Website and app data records
_____

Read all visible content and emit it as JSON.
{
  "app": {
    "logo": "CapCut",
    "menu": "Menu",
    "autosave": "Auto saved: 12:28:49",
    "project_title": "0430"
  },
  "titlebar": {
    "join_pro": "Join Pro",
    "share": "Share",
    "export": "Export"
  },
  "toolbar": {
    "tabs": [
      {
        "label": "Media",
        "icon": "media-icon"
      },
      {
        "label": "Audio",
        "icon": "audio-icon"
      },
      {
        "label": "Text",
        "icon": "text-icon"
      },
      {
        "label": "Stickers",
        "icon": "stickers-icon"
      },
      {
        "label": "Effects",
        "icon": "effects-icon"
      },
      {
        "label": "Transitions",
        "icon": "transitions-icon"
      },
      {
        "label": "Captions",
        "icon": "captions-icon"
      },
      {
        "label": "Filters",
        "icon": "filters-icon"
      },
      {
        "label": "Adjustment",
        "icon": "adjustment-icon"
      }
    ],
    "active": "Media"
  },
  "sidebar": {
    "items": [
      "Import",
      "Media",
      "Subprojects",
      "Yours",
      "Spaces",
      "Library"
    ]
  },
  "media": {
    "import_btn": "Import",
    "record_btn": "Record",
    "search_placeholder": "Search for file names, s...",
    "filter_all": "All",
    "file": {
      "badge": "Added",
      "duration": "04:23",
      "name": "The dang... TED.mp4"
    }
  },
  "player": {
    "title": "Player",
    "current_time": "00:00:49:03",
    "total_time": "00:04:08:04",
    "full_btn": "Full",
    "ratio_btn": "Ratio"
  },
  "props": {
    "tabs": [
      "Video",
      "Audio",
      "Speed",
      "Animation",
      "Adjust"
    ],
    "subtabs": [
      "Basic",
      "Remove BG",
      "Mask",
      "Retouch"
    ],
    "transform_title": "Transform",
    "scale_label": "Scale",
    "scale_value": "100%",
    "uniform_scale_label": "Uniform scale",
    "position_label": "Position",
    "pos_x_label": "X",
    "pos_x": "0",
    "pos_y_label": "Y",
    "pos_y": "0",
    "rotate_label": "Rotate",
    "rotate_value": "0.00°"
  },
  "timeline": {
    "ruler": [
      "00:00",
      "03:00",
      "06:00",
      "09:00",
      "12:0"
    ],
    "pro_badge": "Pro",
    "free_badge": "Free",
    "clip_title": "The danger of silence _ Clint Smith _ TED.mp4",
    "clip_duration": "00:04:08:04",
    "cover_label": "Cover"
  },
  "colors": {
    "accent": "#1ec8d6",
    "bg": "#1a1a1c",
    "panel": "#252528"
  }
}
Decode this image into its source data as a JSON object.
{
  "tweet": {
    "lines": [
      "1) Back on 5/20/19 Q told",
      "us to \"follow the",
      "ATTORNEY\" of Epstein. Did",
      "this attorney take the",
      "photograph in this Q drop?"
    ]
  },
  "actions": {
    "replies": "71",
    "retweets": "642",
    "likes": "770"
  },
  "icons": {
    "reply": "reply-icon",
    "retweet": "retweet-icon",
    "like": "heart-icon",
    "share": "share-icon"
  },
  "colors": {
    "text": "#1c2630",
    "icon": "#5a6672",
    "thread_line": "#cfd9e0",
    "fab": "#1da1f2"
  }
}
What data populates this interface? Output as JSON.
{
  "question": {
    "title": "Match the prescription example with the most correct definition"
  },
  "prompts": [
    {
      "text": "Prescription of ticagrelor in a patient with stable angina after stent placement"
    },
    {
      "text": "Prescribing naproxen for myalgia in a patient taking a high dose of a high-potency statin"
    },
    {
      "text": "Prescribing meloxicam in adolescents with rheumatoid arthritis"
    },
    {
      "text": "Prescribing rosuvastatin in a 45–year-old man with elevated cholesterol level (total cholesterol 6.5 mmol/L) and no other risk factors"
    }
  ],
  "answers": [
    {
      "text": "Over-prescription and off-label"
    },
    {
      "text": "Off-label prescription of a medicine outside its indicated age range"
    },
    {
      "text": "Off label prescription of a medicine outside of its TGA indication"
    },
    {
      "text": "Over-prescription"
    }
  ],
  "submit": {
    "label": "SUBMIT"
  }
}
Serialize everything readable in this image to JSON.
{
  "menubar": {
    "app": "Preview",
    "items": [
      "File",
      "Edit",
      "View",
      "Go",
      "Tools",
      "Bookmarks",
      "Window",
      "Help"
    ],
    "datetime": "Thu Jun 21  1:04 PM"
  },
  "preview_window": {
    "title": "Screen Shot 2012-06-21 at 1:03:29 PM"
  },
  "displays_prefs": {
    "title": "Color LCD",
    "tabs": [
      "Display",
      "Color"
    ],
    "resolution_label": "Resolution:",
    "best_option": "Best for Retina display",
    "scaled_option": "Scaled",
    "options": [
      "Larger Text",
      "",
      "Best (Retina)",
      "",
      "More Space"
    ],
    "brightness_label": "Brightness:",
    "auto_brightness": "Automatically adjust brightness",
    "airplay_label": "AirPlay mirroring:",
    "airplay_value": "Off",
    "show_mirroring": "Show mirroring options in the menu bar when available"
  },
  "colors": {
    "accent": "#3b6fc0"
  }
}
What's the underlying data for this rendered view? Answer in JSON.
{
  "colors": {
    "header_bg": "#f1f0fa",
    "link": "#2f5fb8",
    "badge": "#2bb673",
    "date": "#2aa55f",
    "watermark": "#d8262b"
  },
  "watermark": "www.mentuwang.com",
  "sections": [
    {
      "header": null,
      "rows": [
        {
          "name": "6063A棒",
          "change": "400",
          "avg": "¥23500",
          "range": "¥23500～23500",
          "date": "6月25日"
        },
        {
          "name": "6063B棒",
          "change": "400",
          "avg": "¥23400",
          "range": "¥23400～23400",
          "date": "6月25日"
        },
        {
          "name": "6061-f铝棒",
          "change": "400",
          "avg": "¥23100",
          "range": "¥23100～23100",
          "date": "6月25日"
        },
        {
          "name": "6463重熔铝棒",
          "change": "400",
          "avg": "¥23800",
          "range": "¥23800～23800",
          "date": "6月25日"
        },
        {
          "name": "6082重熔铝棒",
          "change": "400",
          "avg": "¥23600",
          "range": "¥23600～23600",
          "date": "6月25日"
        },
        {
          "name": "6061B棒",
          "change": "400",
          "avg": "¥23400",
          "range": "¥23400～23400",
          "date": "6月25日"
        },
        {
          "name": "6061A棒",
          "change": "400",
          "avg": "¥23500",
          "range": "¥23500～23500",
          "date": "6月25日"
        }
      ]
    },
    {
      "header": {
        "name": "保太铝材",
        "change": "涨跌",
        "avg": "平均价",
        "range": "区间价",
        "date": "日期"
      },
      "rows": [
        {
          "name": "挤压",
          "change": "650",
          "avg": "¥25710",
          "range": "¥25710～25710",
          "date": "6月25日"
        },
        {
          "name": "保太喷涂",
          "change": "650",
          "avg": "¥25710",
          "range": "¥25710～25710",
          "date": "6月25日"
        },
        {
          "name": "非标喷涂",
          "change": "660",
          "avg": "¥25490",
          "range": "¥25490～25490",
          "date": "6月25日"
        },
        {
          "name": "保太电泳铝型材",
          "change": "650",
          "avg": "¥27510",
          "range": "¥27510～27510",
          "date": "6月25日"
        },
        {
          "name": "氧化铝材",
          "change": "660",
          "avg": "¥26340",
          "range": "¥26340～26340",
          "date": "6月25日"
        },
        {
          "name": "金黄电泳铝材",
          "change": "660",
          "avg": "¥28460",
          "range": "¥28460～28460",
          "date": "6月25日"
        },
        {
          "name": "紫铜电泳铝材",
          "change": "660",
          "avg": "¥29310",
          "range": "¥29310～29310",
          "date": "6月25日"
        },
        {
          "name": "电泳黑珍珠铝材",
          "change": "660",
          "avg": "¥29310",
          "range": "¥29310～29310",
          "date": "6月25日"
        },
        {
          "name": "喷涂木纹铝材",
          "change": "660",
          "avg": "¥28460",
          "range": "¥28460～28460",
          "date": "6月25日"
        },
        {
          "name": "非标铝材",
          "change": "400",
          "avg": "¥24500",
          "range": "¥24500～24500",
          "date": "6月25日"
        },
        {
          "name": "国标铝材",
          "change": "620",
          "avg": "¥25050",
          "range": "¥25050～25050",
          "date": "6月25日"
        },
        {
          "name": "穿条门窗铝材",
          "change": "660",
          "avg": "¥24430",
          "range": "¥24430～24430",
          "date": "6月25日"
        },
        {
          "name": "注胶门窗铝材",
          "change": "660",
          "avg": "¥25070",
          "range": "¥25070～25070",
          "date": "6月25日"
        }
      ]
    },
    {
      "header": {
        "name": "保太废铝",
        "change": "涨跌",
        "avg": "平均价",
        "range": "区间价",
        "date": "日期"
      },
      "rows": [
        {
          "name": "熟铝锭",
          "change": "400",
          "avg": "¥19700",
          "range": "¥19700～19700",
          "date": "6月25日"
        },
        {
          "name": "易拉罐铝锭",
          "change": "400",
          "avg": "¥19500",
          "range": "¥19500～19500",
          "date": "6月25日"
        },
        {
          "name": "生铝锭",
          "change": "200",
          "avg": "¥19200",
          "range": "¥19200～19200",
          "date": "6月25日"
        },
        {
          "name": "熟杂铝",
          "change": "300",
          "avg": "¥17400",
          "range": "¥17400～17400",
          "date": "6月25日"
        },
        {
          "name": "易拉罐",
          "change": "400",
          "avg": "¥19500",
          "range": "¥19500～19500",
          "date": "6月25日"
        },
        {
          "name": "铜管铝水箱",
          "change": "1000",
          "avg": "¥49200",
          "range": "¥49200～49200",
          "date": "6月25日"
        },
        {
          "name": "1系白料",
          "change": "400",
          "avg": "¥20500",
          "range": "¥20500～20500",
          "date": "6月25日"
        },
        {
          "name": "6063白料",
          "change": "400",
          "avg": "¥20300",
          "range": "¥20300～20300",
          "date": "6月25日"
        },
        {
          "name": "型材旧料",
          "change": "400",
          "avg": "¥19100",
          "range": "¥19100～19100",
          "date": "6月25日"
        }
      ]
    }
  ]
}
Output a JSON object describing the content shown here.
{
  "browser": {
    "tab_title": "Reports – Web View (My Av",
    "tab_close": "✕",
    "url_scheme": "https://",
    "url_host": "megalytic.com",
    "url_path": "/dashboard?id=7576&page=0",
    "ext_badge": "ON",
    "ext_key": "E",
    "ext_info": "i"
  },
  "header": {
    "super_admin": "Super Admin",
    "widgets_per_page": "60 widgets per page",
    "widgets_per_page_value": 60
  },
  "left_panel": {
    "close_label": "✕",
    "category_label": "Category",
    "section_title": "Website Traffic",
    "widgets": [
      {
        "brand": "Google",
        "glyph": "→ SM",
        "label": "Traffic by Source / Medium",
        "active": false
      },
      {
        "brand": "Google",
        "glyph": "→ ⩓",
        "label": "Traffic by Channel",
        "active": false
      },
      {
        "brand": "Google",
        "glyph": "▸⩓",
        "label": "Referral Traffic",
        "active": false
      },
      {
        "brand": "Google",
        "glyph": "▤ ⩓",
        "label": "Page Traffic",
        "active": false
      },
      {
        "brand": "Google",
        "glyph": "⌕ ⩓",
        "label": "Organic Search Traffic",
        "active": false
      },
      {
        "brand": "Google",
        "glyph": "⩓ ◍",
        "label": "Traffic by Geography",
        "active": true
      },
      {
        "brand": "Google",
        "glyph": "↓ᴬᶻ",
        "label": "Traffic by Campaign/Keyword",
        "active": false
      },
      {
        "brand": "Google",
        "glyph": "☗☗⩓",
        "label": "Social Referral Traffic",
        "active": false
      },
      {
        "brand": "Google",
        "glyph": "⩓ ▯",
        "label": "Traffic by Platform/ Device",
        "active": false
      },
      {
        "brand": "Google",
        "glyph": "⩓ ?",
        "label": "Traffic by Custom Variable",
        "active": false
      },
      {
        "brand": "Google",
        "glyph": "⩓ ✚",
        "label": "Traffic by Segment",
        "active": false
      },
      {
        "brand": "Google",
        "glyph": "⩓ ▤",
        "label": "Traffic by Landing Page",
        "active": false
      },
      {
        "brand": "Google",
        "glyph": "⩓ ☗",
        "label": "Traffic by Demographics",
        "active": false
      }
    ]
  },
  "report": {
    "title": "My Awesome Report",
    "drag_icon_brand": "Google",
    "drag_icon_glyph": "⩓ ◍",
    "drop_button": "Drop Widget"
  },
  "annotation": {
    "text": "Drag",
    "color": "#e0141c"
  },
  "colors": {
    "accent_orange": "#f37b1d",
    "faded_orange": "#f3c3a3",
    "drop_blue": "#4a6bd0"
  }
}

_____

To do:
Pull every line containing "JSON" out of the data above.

Exercise result:
Read all visible content and emit it as JSON.
Decode this image into its source data as a JSON object.
What data populates this interface? Output as JSON.
Serialize everything readable in this image to JSON.
What's the underlying data for this rendered view? Answer in JSON.
Output a JSON object describing the content shown here.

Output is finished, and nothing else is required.